First, be upfront with your employees. Guaranteed, anything that’s new to you is old news to them. They already know it’s toxic, you can’t hide that fact from them. Be open and honest and tell your employees that you’re on a mission to create an environment that’s positive, safe, productive, and open.
Begin by gathering data from your employees and making sure it’s anonymous so they can be 100% honest! Ask them:
- What do they like and dislike about the company culture? Ask for specific examples.
- What do they want to see changed?
- What ideas do they have moving forward?
- What would help make their workday better?
The hard part? Reading their answers! You’re going to find out things you don’t like and with that comes knowing that you’re going to have conversations you don’t want to have. It’s not fun! But we promise that admitting there are issues and working to correct them will ensure your company culture ends up where you want it!
Another plus side to all of this is that you’re opening lines of communication between leaders and employees. This is a huge step toward building trust, which is needed to make long-term changes.
Long-Term Steps to Change
Not all employees are a good fit in a company dedicated to a positive company culture. Do not be afraid to set expectations and let go of people who choose not to fit with your business standards. Finding motivated and inspiring leaders and employees is worth the time and effort it takes to seek them out and hire them. It’s important to set goals for your company’s culture, regularly evaluate your progress, and make changes to help you reach them.
To protect your company’s culture going forward, make sure to:

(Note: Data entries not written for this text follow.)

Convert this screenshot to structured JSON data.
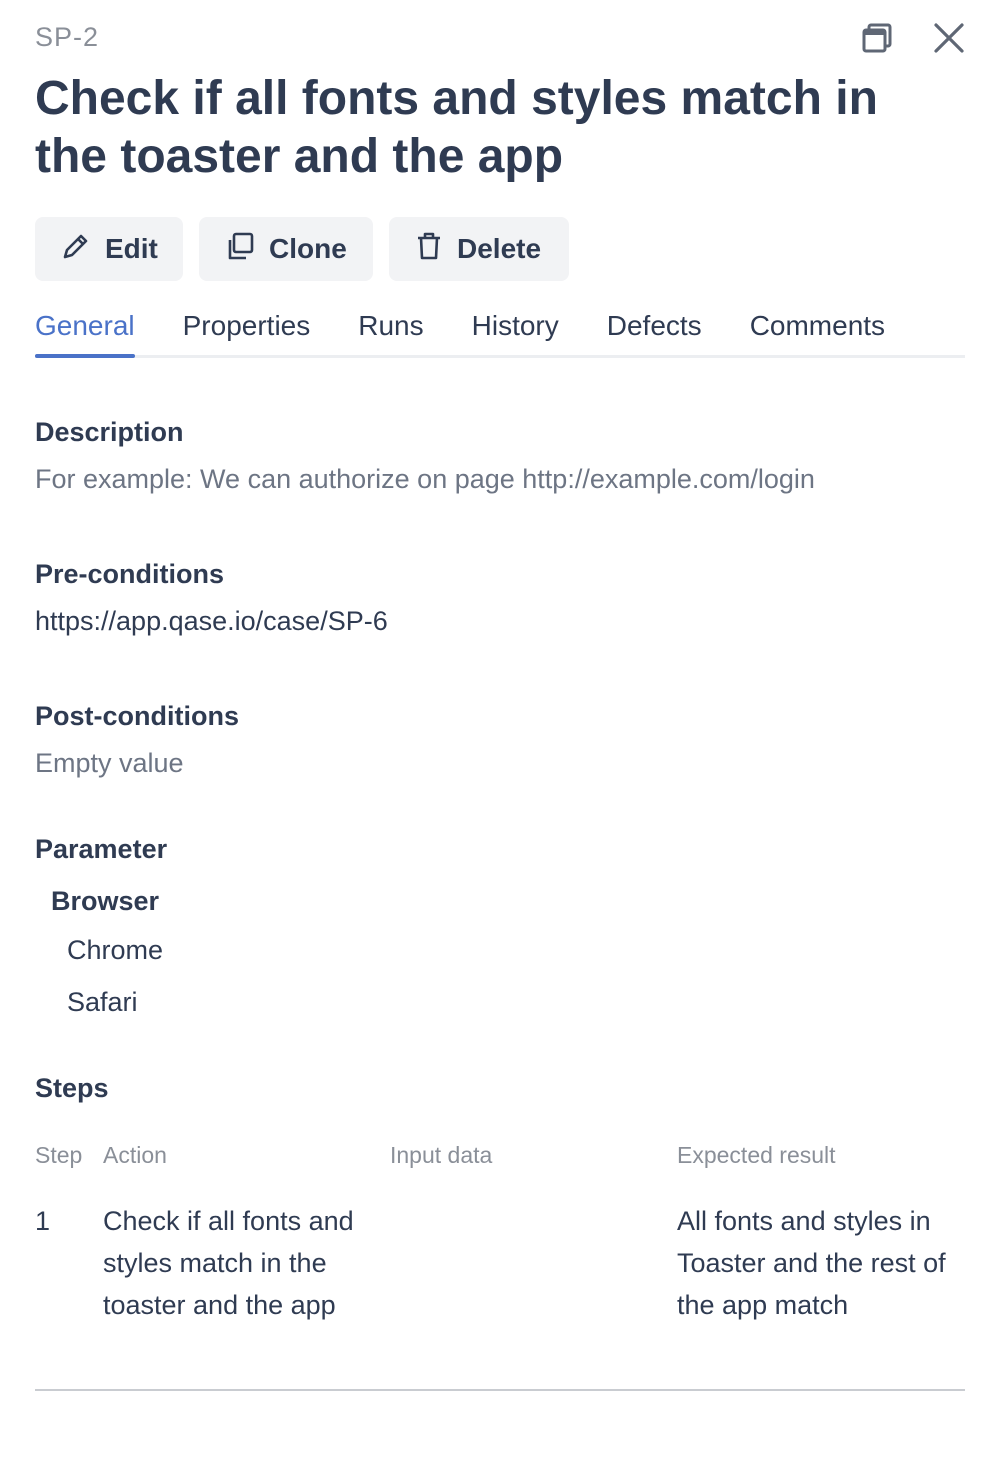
{
  "case": {
    "id": "SP-2",
    "title": "Check if all fonts and styles match in the toaster and the app"
  },
  "icons": {
    "expand": "window-restore-icon",
    "close": "close-icon",
    "edit": "pencil-icon",
    "clone": "copy-icon",
    "delete": "trash-icon"
  },
  "actions": {
    "edit_label": "Edit",
    "clone_label": "Clone",
    "delete_label": "Delete"
  },
  "tabs": [
    {
      "label": "General",
      "active": true
    },
    {
      "label": "Properties",
      "active": false
    },
    {
      "label": "Runs",
      "active": false
    },
    {
      "label": "History",
      "active": false
    },
    {
      "label": "Defects",
      "active": false
    },
    {
      "label": "Comments",
      "active": false
    }
  ],
  "general": {
    "description": {
      "label": "Description",
      "value": "For example: We can authorize on page http://example.com/login"
    },
    "preconditions": {
      "label": "Pre-conditions",
      "value": "https://app.qase.io/case/SP-6"
    },
    "postconditions": {
      "label": "Post-conditions",
      "value": "Empty value"
    },
    "parameter": {
      "label": "Parameter",
      "name": "Browser",
      "values": [
        "Chrome",
        "Safari"
      ]
    },
    "steps": {
      "label": "Steps",
      "columns": {
        "step": "Step",
        "action": "Action",
        "input": "Input data",
        "expected": "Expected result"
      },
      "rows": [
        {
          "step": "1",
          "action": "Check if all fonts and styles match in the toaster and the app",
          "input": "",
          "expected": "All fonts and styles in Toaster and the rest of the app match"
        }
      ]
    }
  },
  "colors": {
    "accent": "#4a72c8",
    "text": "#2f3b52",
    "muted": "#6d7584",
    "button_bg": "#f2f3f5"
  }
}
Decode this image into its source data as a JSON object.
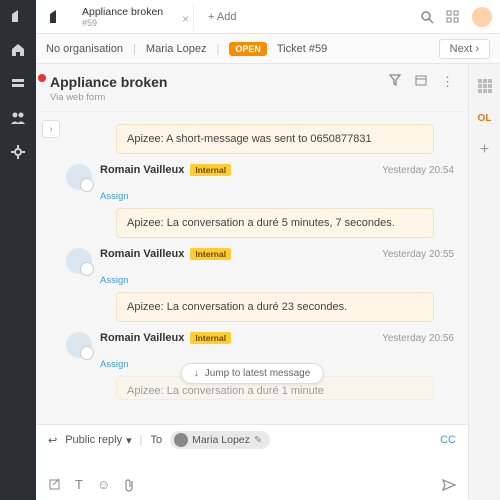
{
  "tab": {
    "title": "Appliance broken",
    "subtitle": "#59",
    "add": "+ Add"
  },
  "crumbs": {
    "org": "No organisation",
    "user": "Maria Lopez",
    "open": "OPEN",
    "ticket": "Ticket #59",
    "next": "Next"
  },
  "ticket": {
    "title": "Appliance broken",
    "via": "Via web form"
  },
  "jump": "Jump to latest message",
  "messages": [
    {
      "kind": "note",
      "body": "Apizee: A short-message was sent to 0650877831"
    },
    {
      "kind": "msg",
      "author": "Romain Vailleux",
      "tag": "Internal",
      "assign": "Assign",
      "time": "Yesterday 20:54",
      "body": "Apizee: La conversation a duré 5 minutes, 7 secondes."
    },
    {
      "kind": "msg",
      "author": "Romain Vailleux",
      "tag": "Internal",
      "assign": "Assign",
      "time": "Yesterday 20:55",
      "body": "Apizee: La conversation a duré 23 secondes."
    },
    {
      "kind": "msg",
      "author": "Romain Vailleux",
      "tag": "Internal",
      "assign": "Assign",
      "time": "Yesterday 20:56",
      "body": "Apizee: La conversation a duré 1 minute"
    }
  ],
  "compose": {
    "type": "Public reply",
    "toLabel": "To",
    "to": "Maria Lopez",
    "cc": "CC"
  }
}
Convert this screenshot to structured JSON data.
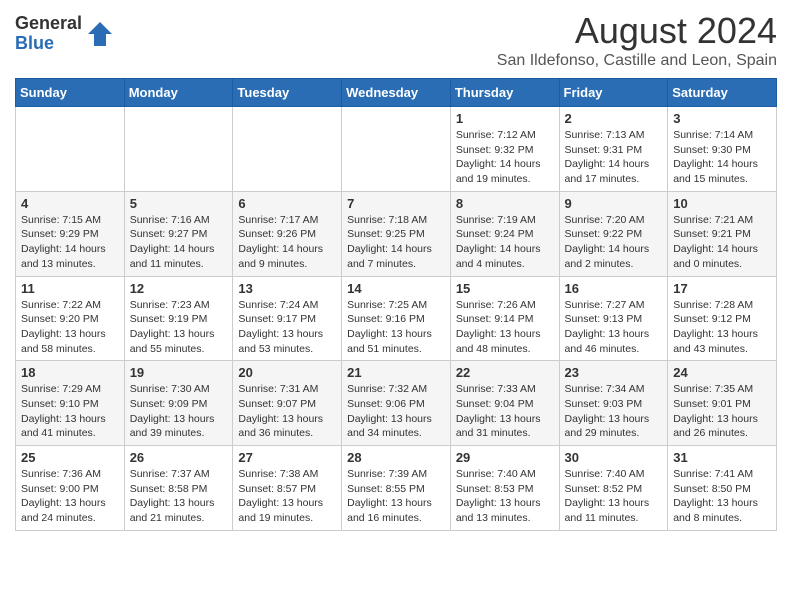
{
  "logo": {
    "general": "General",
    "blue": "Blue"
  },
  "title": "August 2024",
  "subtitle": "San Ildefonso, Castille and Leon, Spain",
  "weekdays": [
    "Sunday",
    "Monday",
    "Tuesday",
    "Wednesday",
    "Thursday",
    "Friday",
    "Saturday"
  ],
  "weeks": [
    [
      {
        "day": "",
        "info": ""
      },
      {
        "day": "",
        "info": ""
      },
      {
        "day": "",
        "info": ""
      },
      {
        "day": "",
        "info": ""
      },
      {
        "day": "1",
        "info": "Sunrise: 7:12 AM\nSunset: 9:32 PM\nDaylight: 14 hours and 19 minutes."
      },
      {
        "day": "2",
        "info": "Sunrise: 7:13 AM\nSunset: 9:31 PM\nDaylight: 14 hours and 17 minutes."
      },
      {
        "day": "3",
        "info": "Sunrise: 7:14 AM\nSunset: 9:30 PM\nDaylight: 14 hours and 15 minutes."
      }
    ],
    [
      {
        "day": "4",
        "info": "Sunrise: 7:15 AM\nSunset: 9:29 PM\nDaylight: 14 hours and 13 minutes."
      },
      {
        "day": "5",
        "info": "Sunrise: 7:16 AM\nSunset: 9:27 PM\nDaylight: 14 hours and 11 minutes."
      },
      {
        "day": "6",
        "info": "Sunrise: 7:17 AM\nSunset: 9:26 PM\nDaylight: 14 hours and 9 minutes."
      },
      {
        "day": "7",
        "info": "Sunrise: 7:18 AM\nSunset: 9:25 PM\nDaylight: 14 hours and 7 minutes."
      },
      {
        "day": "8",
        "info": "Sunrise: 7:19 AM\nSunset: 9:24 PM\nDaylight: 14 hours and 4 minutes."
      },
      {
        "day": "9",
        "info": "Sunrise: 7:20 AM\nSunset: 9:22 PM\nDaylight: 14 hours and 2 minutes."
      },
      {
        "day": "10",
        "info": "Sunrise: 7:21 AM\nSunset: 9:21 PM\nDaylight: 14 hours and 0 minutes."
      }
    ],
    [
      {
        "day": "11",
        "info": "Sunrise: 7:22 AM\nSunset: 9:20 PM\nDaylight: 13 hours and 58 minutes."
      },
      {
        "day": "12",
        "info": "Sunrise: 7:23 AM\nSunset: 9:19 PM\nDaylight: 13 hours and 55 minutes."
      },
      {
        "day": "13",
        "info": "Sunrise: 7:24 AM\nSunset: 9:17 PM\nDaylight: 13 hours and 53 minutes."
      },
      {
        "day": "14",
        "info": "Sunrise: 7:25 AM\nSunset: 9:16 PM\nDaylight: 13 hours and 51 minutes."
      },
      {
        "day": "15",
        "info": "Sunrise: 7:26 AM\nSunset: 9:14 PM\nDaylight: 13 hours and 48 minutes."
      },
      {
        "day": "16",
        "info": "Sunrise: 7:27 AM\nSunset: 9:13 PM\nDaylight: 13 hours and 46 minutes."
      },
      {
        "day": "17",
        "info": "Sunrise: 7:28 AM\nSunset: 9:12 PM\nDaylight: 13 hours and 43 minutes."
      }
    ],
    [
      {
        "day": "18",
        "info": "Sunrise: 7:29 AM\nSunset: 9:10 PM\nDaylight: 13 hours and 41 minutes."
      },
      {
        "day": "19",
        "info": "Sunrise: 7:30 AM\nSunset: 9:09 PM\nDaylight: 13 hours and 39 minutes."
      },
      {
        "day": "20",
        "info": "Sunrise: 7:31 AM\nSunset: 9:07 PM\nDaylight: 13 hours and 36 minutes."
      },
      {
        "day": "21",
        "info": "Sunrise: 7:32 AM\nSunset: 9:06 PM\nDaylight: 13 hours and 34 minutes."
      },
      {
        "day": "22",
        "info": "Sunrise: 7:33 AM\nSunset: 9:04 PM\nDaylight: 13 hours and 31 minutes."
      },
      {
        "day": "23",
        "info": "Sunrise: 7:34 AM\nSunset: 9:03 PM\nDaylight: 13 hours and 29 minutes."
      },
      {
        "day": "24",
        "info": "Sunrise: 7:35 AM\nSunset: 9:01 PM\nDaylight: 13 hours and 26 minutes."
      }
    ],
    [
      {
        "day": "25",
        "info": "Sunrise: 7:36 AM\nSunset: 9:00 PM\nDaylight: 13 hours and 24 minutes."
      },
      {
        "day": "26",
        "info": "Sunrise: 7:37 AM\nSunset: 8:58 PM\nDaylight: 13 hours and 21 minutes."
      },
      {
        "day": "27",
        "info": "Sunrise: 7:38 AM\nSunset: 8:57 PM\nDaylight: 13 hours and 19 minutes."
      },
      {
        "day": "28",
        "info": "Sunrise: 7:39 AM\nSunset: 8:55 PM\nDaylight: 13 hours and 16 minutes."
      },
      {
        "day": "29",
        "info": "Sunrise: 7:40 AM\nSunset: 8:53 PM\nDaylight: 13 hours and 13 minutes."
      },
      {
        "day": "30",
        "info": "Sunrise: 7:40 AM\nSunset: 8:52 PM\nDaylight: 13 hours and 11 minutes."
      },
      {
        "day": "31",
        "info": "Sunrise: 7:41 AM\nSunset: 8:50 PM\nDaylight: 13 hours and 8 minutes."
      }
    ]
  ]
}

- Put policies in place to enforce serious violations
- Document all serious violations, concerns, and meetings
- Offer leadership training
- Offer emotional intelligence training
- Continue sending surveys to employees to monitor the environment
All of these changes will impact the productivity and cohesiveness of your company.
Ready to build a fabulous team?
Start your candidate search today! Consider using our experts at Westphal Staffing to help guide the process. Here at Westphal Staffing, it is part of our culture to make connections, recognize humans as individuals, and collaborate with professionals. Today, more than ever that culture is transforming the staffing experience, making us a different kind of staffing company. Call or text us today at (715) 845-5569!